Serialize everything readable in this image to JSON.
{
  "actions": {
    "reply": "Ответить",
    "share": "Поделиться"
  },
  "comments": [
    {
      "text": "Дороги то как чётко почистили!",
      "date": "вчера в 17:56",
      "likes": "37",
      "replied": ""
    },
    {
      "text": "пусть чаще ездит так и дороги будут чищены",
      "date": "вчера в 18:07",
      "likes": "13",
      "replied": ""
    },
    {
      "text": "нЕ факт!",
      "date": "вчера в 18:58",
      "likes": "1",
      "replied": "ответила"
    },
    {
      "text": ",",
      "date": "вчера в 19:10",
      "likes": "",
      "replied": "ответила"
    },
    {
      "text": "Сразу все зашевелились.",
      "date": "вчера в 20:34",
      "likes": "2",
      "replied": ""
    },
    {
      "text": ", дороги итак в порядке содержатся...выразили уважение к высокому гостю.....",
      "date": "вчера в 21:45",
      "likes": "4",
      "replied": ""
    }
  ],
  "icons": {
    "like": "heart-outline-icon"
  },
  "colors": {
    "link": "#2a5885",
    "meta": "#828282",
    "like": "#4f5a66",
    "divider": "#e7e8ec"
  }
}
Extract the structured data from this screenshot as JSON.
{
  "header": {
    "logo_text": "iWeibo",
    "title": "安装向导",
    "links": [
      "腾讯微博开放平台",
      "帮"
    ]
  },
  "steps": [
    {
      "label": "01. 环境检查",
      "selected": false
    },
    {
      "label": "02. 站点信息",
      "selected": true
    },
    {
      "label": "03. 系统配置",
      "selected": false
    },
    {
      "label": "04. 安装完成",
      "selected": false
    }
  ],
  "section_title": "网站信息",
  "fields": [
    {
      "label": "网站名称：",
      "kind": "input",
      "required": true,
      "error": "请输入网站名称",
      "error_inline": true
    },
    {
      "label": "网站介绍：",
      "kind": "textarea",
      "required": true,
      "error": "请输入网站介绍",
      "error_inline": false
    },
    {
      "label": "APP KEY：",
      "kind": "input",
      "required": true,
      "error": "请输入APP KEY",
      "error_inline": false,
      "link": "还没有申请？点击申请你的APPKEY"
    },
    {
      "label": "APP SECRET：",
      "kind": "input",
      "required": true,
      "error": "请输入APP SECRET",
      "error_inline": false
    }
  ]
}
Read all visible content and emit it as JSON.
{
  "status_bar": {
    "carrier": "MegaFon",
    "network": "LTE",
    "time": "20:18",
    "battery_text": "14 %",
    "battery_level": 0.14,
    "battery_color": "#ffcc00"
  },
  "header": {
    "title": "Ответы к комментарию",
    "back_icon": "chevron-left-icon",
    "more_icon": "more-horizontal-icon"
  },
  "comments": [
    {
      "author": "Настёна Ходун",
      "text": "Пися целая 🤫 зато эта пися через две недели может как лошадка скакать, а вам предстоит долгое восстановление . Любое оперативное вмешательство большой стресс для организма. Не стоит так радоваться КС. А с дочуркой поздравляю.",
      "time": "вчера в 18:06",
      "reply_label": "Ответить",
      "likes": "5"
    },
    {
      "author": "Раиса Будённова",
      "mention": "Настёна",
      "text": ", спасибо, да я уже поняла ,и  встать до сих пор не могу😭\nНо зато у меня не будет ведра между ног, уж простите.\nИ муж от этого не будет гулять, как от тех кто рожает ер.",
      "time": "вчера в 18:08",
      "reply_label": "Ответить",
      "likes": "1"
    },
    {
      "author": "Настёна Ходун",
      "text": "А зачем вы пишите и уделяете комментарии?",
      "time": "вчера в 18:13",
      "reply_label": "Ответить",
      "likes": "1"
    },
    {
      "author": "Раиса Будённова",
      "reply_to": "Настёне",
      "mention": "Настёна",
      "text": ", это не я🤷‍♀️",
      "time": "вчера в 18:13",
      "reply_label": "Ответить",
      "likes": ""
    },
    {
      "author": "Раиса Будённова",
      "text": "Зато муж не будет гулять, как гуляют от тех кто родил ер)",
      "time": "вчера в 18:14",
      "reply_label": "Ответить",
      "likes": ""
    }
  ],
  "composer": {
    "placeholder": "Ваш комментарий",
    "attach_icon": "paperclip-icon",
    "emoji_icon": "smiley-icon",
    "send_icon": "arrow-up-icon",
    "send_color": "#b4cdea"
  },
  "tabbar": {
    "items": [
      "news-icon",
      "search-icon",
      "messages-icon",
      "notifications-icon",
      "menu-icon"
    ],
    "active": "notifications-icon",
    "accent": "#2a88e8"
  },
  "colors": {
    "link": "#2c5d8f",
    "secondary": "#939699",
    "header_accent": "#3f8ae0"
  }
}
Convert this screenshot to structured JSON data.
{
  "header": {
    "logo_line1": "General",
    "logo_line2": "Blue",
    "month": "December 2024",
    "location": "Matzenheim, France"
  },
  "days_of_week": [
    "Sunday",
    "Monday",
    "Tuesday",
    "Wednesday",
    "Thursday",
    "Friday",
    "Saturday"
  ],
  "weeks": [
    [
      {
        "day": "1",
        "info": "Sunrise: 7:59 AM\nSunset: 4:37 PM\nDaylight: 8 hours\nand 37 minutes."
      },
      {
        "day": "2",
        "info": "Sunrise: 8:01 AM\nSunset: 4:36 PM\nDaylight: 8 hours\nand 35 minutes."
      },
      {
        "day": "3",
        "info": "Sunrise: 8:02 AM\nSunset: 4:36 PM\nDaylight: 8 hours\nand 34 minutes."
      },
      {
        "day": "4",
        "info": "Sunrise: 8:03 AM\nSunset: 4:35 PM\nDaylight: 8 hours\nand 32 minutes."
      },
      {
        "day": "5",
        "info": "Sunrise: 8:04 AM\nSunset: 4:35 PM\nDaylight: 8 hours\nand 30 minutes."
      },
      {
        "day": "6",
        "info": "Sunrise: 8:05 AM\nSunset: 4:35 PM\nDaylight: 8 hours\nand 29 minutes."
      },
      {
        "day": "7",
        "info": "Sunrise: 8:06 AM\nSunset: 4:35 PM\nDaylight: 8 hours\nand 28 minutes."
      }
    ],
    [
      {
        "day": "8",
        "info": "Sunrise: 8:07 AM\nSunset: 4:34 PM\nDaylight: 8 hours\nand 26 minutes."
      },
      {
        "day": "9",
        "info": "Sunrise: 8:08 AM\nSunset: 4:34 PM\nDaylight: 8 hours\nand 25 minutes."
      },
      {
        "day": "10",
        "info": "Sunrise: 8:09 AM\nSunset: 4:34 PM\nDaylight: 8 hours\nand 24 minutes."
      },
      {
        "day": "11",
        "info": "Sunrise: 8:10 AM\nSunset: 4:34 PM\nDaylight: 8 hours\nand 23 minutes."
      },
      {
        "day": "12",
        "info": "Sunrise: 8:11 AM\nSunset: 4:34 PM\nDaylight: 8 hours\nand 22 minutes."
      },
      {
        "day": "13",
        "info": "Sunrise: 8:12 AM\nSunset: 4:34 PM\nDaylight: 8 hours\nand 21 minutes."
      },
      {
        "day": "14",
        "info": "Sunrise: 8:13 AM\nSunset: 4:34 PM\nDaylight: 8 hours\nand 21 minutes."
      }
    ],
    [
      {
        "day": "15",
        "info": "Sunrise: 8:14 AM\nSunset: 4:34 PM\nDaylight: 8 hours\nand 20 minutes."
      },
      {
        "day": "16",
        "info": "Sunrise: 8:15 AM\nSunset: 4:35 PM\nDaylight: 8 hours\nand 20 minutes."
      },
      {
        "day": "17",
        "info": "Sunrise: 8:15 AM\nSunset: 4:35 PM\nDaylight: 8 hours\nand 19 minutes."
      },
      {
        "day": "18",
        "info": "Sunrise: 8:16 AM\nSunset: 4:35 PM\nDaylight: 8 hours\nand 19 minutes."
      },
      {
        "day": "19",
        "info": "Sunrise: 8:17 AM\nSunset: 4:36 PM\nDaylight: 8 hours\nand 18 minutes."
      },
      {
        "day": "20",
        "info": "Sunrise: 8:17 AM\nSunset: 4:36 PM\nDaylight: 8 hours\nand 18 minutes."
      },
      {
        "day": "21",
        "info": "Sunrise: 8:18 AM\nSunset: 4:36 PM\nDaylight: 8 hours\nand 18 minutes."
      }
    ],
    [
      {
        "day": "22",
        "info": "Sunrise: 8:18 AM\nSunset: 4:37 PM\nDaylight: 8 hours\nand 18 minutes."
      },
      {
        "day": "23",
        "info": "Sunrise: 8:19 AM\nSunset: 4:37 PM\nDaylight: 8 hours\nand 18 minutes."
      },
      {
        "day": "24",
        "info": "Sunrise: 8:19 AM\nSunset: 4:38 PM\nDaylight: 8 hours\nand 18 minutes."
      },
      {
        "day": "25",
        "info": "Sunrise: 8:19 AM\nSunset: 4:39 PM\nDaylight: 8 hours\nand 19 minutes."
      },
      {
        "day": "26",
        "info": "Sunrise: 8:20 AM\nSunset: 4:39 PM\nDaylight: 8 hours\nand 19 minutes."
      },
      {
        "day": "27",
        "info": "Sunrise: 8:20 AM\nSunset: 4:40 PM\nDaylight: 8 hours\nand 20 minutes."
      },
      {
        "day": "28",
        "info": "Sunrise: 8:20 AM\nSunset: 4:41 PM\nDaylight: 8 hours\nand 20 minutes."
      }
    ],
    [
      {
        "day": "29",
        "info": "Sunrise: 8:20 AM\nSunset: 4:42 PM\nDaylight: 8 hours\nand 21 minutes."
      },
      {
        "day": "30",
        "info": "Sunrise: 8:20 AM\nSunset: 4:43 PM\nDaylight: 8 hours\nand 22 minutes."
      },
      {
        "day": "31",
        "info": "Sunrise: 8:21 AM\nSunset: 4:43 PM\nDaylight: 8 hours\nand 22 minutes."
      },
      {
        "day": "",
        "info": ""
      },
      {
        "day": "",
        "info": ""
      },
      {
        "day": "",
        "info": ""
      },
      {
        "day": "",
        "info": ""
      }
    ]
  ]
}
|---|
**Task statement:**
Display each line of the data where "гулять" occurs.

**Solution for this task:**
      "text": ", спасибо, да я уже поняла ,и  встать до сих пор не могу😭\nНо зато у меня не будет ведра между ног, уж простите.\nИ муж от этого не будет гулять, как от тех кто рожает ер.",
      "text": "Зато муж не будет гулять, как гуляют от тех кто родил ер)",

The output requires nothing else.